The days of “Dancing Baby” are, fortunately, behind us. New viral videos are defining our humor, musical tastes, and, as of late, marketplace. As savvy entrepreneurs discover the potential of a memorable launch video, more and more businesses are hedging their bets on a clever sales pitch. Why exactly? Because a good launch video mixes a potent cocktail of communication, exchange, and character.

They Identify a Need

Startups sit in a precarious place in the market. They aren’t large enough to readily shift their production capabilities and product design, nor are they small enough to let the chips fall where they may and walk away unharmed. A lot of personal and financial investment goes into a startup, which is why successful entrepreneurs understand that they must make their business indispensable in order to survive.

For that reason, a good launch video identifies a need. However, the video doesn’t always come out and explicitly say, “you have trouble finding paperclips.” Often the presentation is clever, smart, intuitive, and subtle, helping the viewer commiserate, and immediately establishing the importance of the product in the lives of viewers. In doing so, whether you’ve heard what the company offers or not, you’re intrigued, and want to know more.

They Offer a Solution

The 1-2 punch of startup videos is important to their success. After establishing a need, the video then poses a solution. This is important, as it begins to establish the concept of value in the viewers mind. Since Internet viewers are tired creatures, annoyed with cheap sales pitches and corny advertising, delivering value is integral to making an impact.

They Build a Brand

This is where the brand starts to take root. A brand is not simply a company, after all, it’s an image, a sentiment, and a concept.

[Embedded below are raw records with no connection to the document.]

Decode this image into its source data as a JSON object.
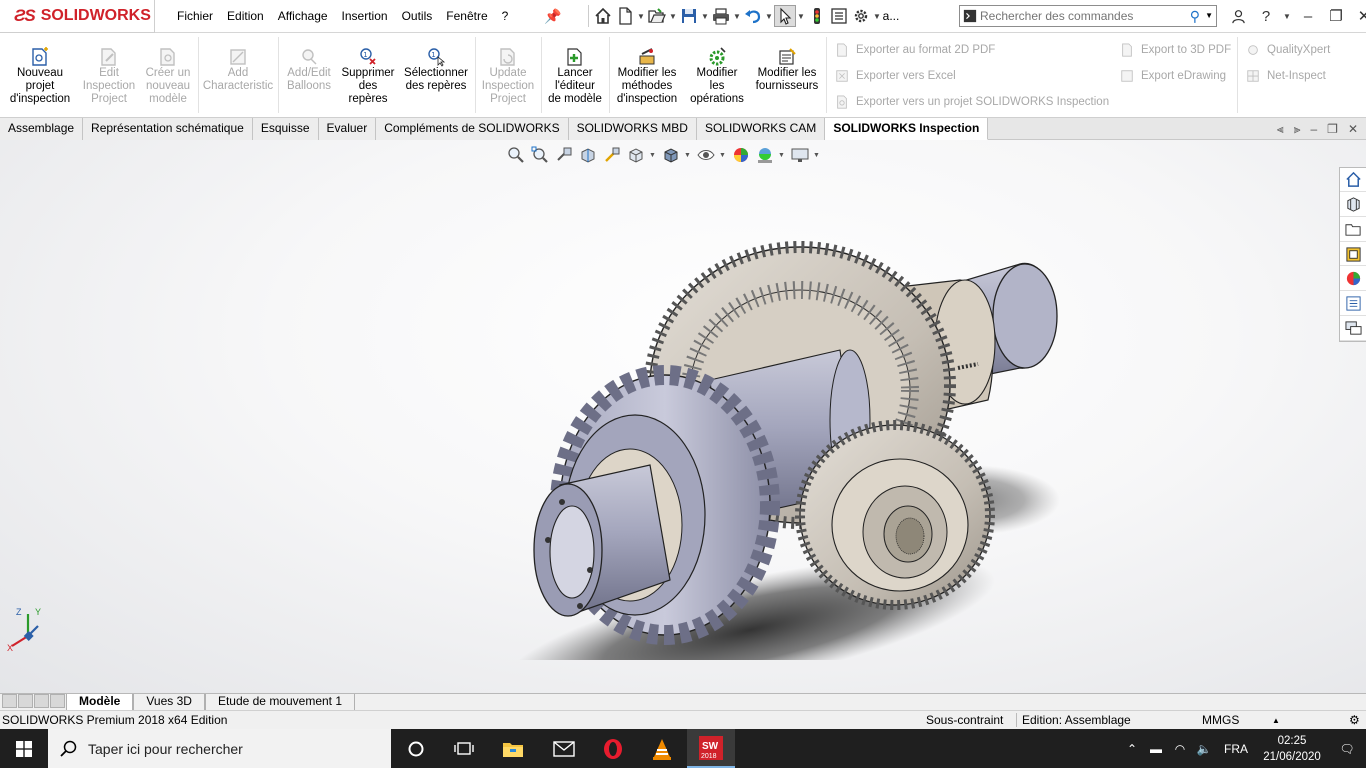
{
  "app": {
    "brand": "SOLIDWORKS",
    "menu": [
      "Fichier",
      "Edition",
      "Affichage",
      "Insertion",
      "Outils",
      "Fenêtre",
      "?"
    ],
    "quick_access_overflow": "a...",
    "search_placeholder": "Rechercher des commandes"
  },
  "ribbon": {
    "buttons": [
      {
        "label": "Nouveau\nprojet\nd'inspection",
        "enabled": true
      },
      {
        "label": "Edit\nInspection\nProject",
        "enabled": false
      },
      {
        "label": "Créer un\nnouveau\nmodèle",
        "enabled": false
      },
      {
        "label": "Add\nCharacteristic",
        "enabled": false
      },
      {
        "label": "Add/Edit\nBalloons",
        "enabled": false
      },
      {
        "label": "Supprimer\ndes\nrepères",
        "enabled": true
      },
      {
        "label": "Sélectionner\ndes repères",
        "enabled": true
      },
      {
        "label": "Update\nInspection\nProject",
        "enabled": false
      },
      {
        "label": "Lancer\nl'éditeur\nde modèle",
        "enabled": true
      },
      {
        "label": "Modifier les\nméthodes\nd'inspection",
        "enabled": true
      },
      {
        "label": "Modifier\nles\nopérations",
        "enabled": true
      },
      {
        "label": "Modifier les\nfournisseurs",
        "enabled": true
      }
    ],
    "export_items": [
      "Exporter au format 2D PDF",
      "Exporter vers Excel",
      "Exporter vers un projet SOLIDWORKS Inspection",
      "Export to 3D PDF",
      "Export eDrawing",
      "QualityXpert",
      "Net-Inspect"
    ]
  },
  "tabs": [
    {
      "label": "Assemblage",
      "active": false
    },
    {
      "label": "Représentation schématique",
      "active": false
    },
    {
      "label": "Esquisse",
      "active": false
    },
    {
      "label": "Evaluer",
      "active": false
    },
    {
      "label": "Compléments de SOLIDWORKS",
      "active": false
    },
    {
      "label": "SOLIDWORKS MBD",
      "active": false
    },
    {
      "label": "SOLIDWORKS CAM",
      "active": false
    },
    {
      "label": "SOLIDWORKS Inspection",
      "active": true
    }
  ],
  "triad": {
    "x": "X",
    "y": "Y",
    "z": "Z"
  },
  "bottom_tabs": [
    {
      "label": "Modèle",
      "active": true
    },
    {
      "label": "Vues 3D",
      "active": false
    },
    {
      "label": "Etude de mouvement 1",
      "active": false
    }
  ],
  "status": {
    "edition": "SOLIDWORKS Premium 2018 x64 Edition",
    "constraint": "Sous-contraint",
    "mode": "Edition: Assemblage",
    "units": "MMGS"
  },
  "taskbar": {
    "search_placeholder": "Taper ici pour rechercher",
    "app_badge": "2018",
    "lang": "FRA",
    "time": "02:25",
    "date": "21/06/2020"
  },
  "colors": {
    "brand_red": "#d0222a",
    "accent_blue": "#1e72c8",
    "gear": "#cbc5bc",
    "shaft": "#a4a6bd"
  }
}
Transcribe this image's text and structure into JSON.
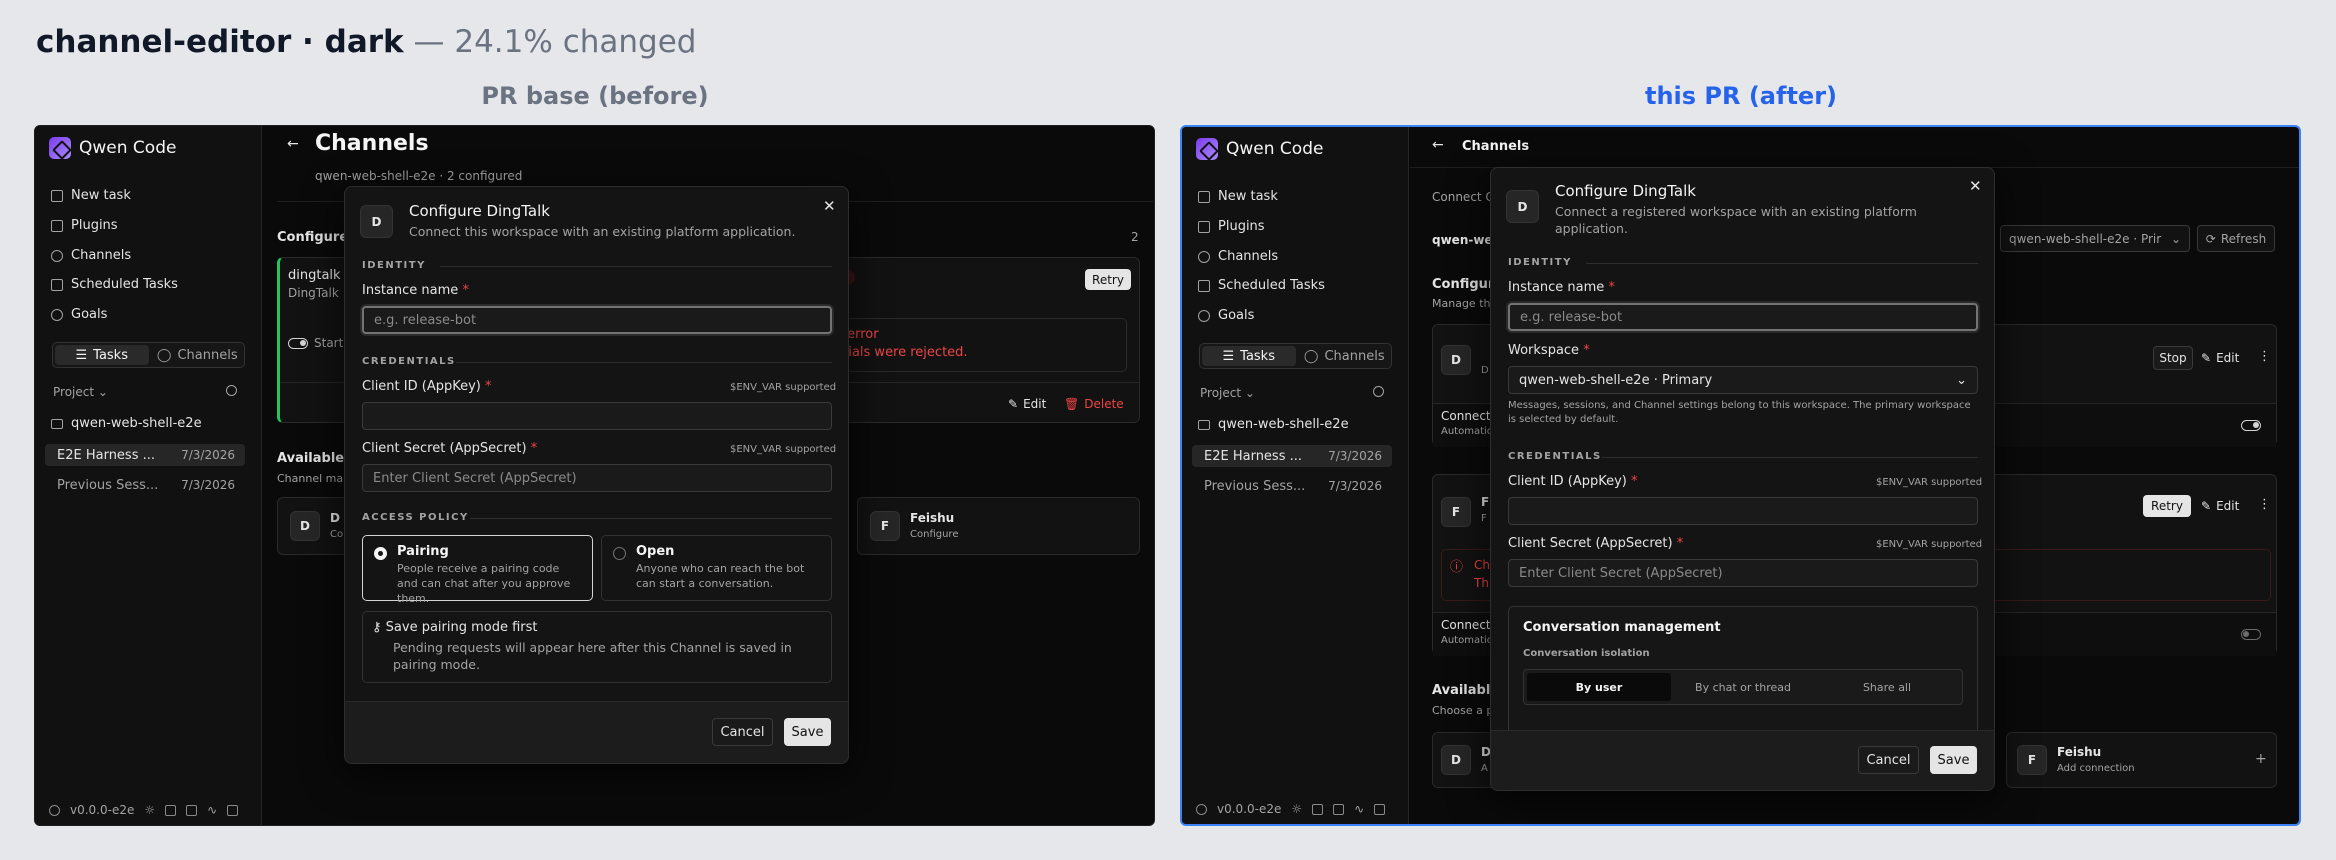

A good brand sets expectations through positive and meaningful associations, and those characteristics help carry sales and revenue. By identifying your product as a solution to an identified need, your company effectively becomes the solution, embodying both the understanding of a common annoyance, and the compassion and ingenuity willing to fix the problem.

But brands are more than just good feelings. They have character, and that’s what makes them stand out.

Take Dollar Shave Club’s legendary launch video for example. The video identifies a need (cheap razor blades), poses a solution (we ship them to you), and does so in a manner that lets you know that:

1. They don’t take themselves to seriously

2. They have a sense of humor and

3. They believe in their product.

By taking this tone, the viewer not only understands the solution, but also provides a strong picture of the company they’re working with.

They’re Memorable

You can break down what makes DSC’s message until the cows come home but the over-arching conclusion from watching their video is simple: they’re memorable. With dozens of razor brands on the market and Amazon more than happy to ship a crate or two your way, being memorable is an extremely valuable quality in a launch video.

As mentioned earlier, Internet viewers are tired, so standing out is key when it comes time to buy. Furthermore, the business world is sink-or-swim, so standing out is an important part of survival. The net result is both notoriety and market presence for the start up, thanks to a couple calculated risks.

They Make a Request

Amidst the bear costumes and calculated language, it’s easy to miss the most important part of the video: the call-to-action. A launch video is a sales pitch, both to venture capitalists and potential customers. Just like any sale, giving a presentation without a formal request for conversion means wasted time and lowered conversion.

It’s a simple component of any launch video, but it’s a powerful statement for start-ups. A call-to-action says “believe in us” or “take a chance on us”. It’s a way of stating intent and announcing to the market that your product is available and you mean business. From the initial roll to the final request, launch videos make a powerful statement: “we’re open for business.”

To consumers, a launch video may be just another ad, but for the initiated, it’s an exciting opportunity to sit down with a company and hear their story. By identifying a need, posing a solution, accomplishing both in an expressive and memorable manner, and making a request for business, start-ups have much to gain from a high-quality launch video. If your business is just finding its footing, ask yourself, do you want to tip-toe into the water, or cannonball into the party?